#### [Work instruction]
If a line in the records below holds the word "icon", copy it.

[Web page and app entries]
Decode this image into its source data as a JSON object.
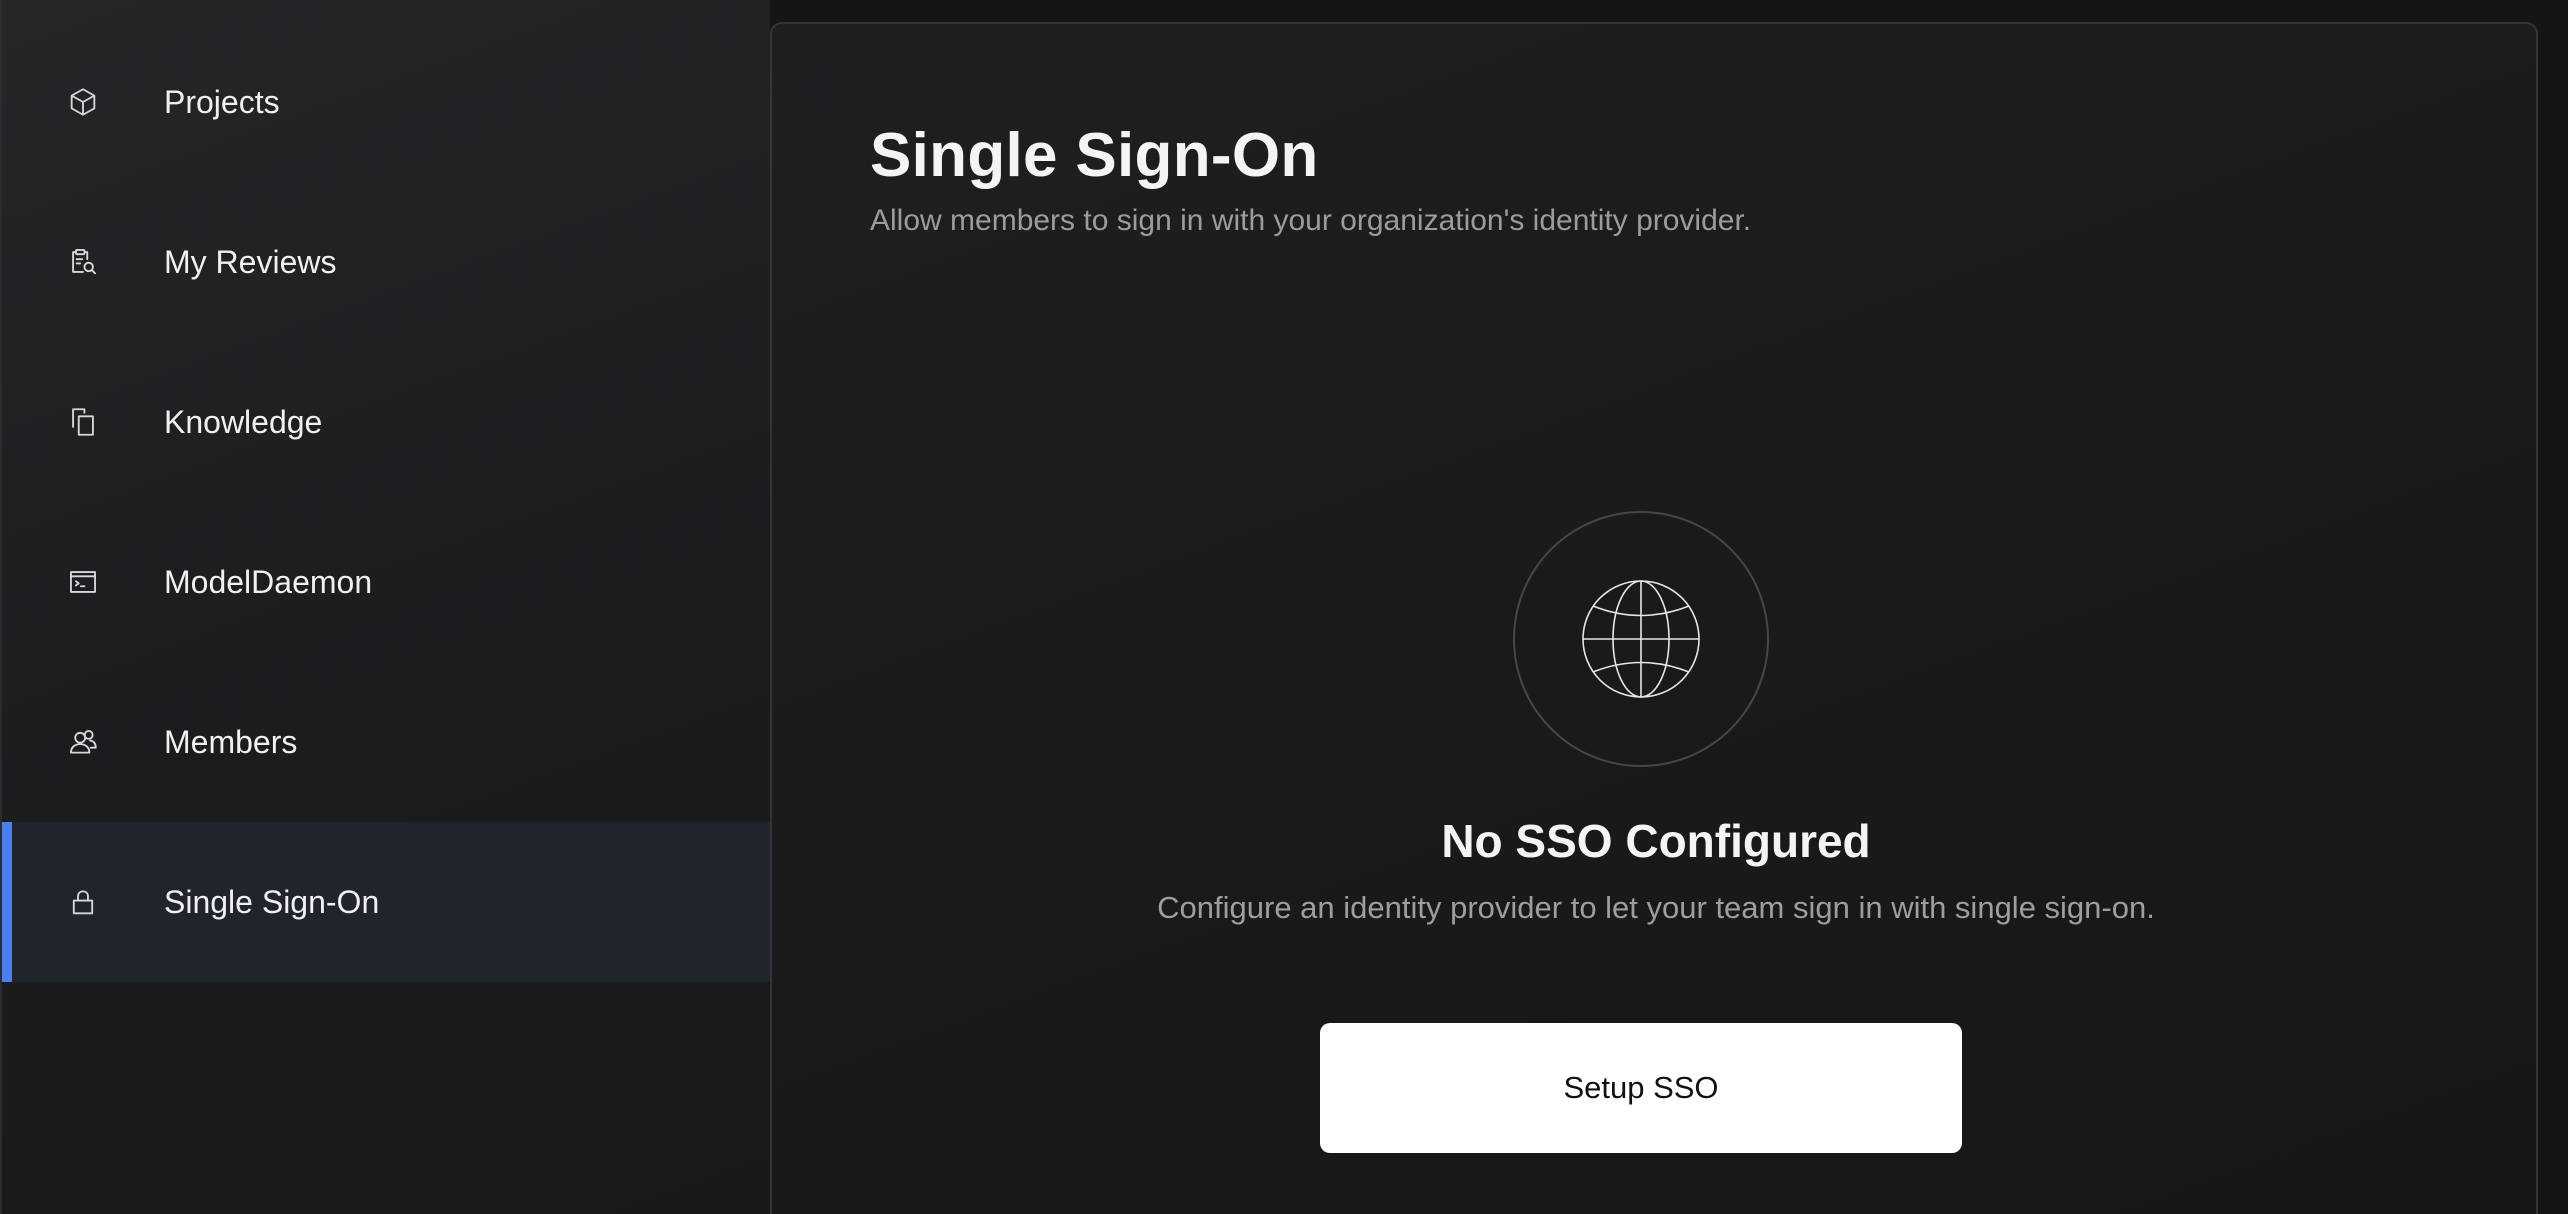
{
  "sidebar": {
    "items": [
      {
        "label": "Projects",
        "icon": "cube-icon"
      },
      {
        "label": "My Reviews",
        "icon": "review-clipboard-icon"
      },
      {
        "label": "Knowledge",
        "icon": "documents-icon"
      },
      {
        "label": "ModelDaemon",
        "icon": "terminal-window-icon"
      },
      {
        "label": "Members",
        "icon": "users-icon"
      },
      {
        "label": "Single Sign-On",
        "icon": "lock-icon",
        "active": true
      }
    ],
    "accent_color": "#4a7ff0"
  },
  "main": {
    "title": "Single Sign-On",
    "subtitle": "Allow members to sign in with your organization's identity provider.",
    "empty_state": {
      "icon": "globe-icon",
      "title": "No SSO Configured",
      "description": "Configure an identity provider to let your team sign in with single sign-on.",
      "button_label": "Setup SSO"
    }
  }
}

#### [Solution to this task]
        "icon": "cube-icon"
        "icon": "review-clipboard-icon"
        "icon": "documents-icon"
        "icon": "terminal-window-icon"
        "icon": "users-icon"
        "icon": "lock-icon",
      "icon": "globe-icon",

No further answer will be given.